Within this framework, the history of the middle clergy warrants a re-examination from several perspectives. Foremost of these is that of the clergy as a collective historical actor entangled with institutional development. How did this group interact with various modes of institutional establishment, change, and resilience? From the perspective of legal history, what roles did the parish clergy play in the patterning of global legal regimes, particularly considering missionary activity? How did the development of canon law and the functioning of ecclesiastical courts tie into these issues?
The middle clergy also closely ties into the establishment of both elites and middle classes, in various political and ethnical/confessional milieus, to different degrees.

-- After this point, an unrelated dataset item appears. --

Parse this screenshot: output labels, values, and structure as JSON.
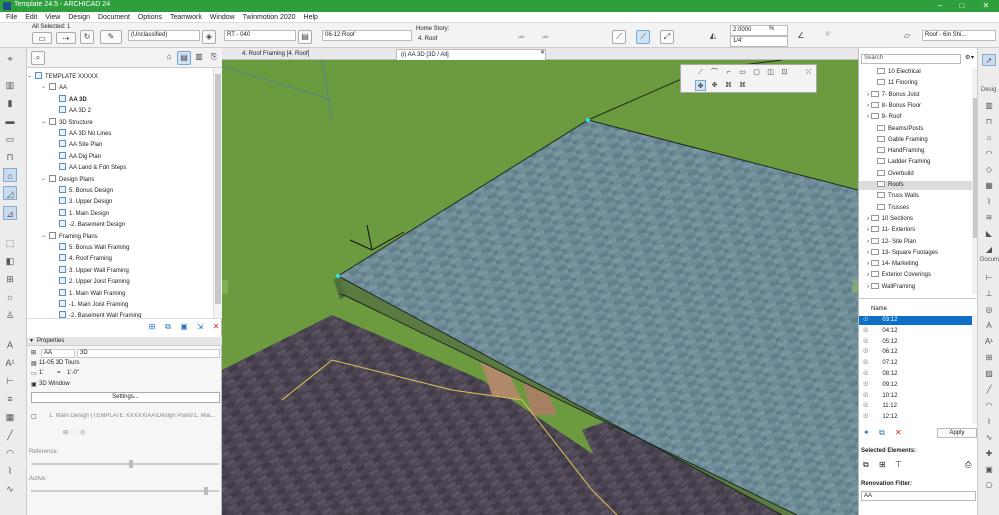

Particularly in composite states, where ethnical and confessional minorities were often politically-disenfranchised, the clergy represented a recruitment pool for political representatives for lengthy periods. However, in time, other professional groups superseded it, as the state’s and minorities’ priorities in governance shifted. Was the clergy especially resilient in certain milieus, and if so, what were the causes of this resilience? Did having a position in the clergy shift from the pinnacle of one’s potential career pathway to an intermediary level, over time and space? Was the clergy generally a self-recruiting group, displaying the tendency of families to establish veritable dynasties of clergymen over time, or was a career as parish priest a singular occurrence for members of the lower or middle classes?
From the point of view of family history, and closely related to middle class formation, clergymen’s families often became models for appropriate family conduct and ties. They were also one of the earliest groups to have an official salary and pension scheme, along with bureaucrats. What, if anything, did the state learn from the Church in terms of care for elderly retired individuals and their families?
The history of the clergy should also be spatialized, as the geographical distribution of its members over time and space relays an image of the functioning of ecclesiastical and administrative institutions that is often obscured by traditional narratives. Were certain areas more prone to vacancy in parishes, and if so, what prompted potential occupants’ reluctance? Were clergymen an especially mobile group, shifting from one parish to another often, or was relocation rather the result of disciplinary matters? How might the patterns of their geographical movements be described and quantified over time, and what impact did this have on the way their main pastoral tasks were fulfilled?
Finally, the clergy should be reconsidered as one of the main producer of historical records, well into the twentieth century. It is necessary to go beyond the widespread trope of the clergyman as educationally unprepared and generally disinterested in the keeping of serial records and to identify and observe the practices of ecclesiastical record keeping in conjunction with those of the state or local administrations. This is of paramount importance to both the field of archival history, and that of demography, seeing as parish registers of vital events still make up one of the main sources employed by historical demographers.
We therefore invite proposals for papers dealing with one or more of these issues, focusing primarily on the middle clergy – parish priests – as a group. We aim to create a coherent body of work reconsidering this collective historical actor, that will then be integrated into a collective volume, to be published at a prestigious, English-language press.
Titles, abstracts along with brief 2-page CVs and author descriptions should be sent by 30th June 2018 to Dr. Marius Eppel (firstname.lastname@example.org) and Dr. Ovidiu Iudean (email@example.com). Notifications of acceptance will be sent by 31st July 2018.
Completed papers, written in English, between 6000 and 8000 words including footnotes, should be sent by 31st of March, 2019.
Dr. Ovidiu Iudean, Babes-Bolyai University of Cluj-Napoca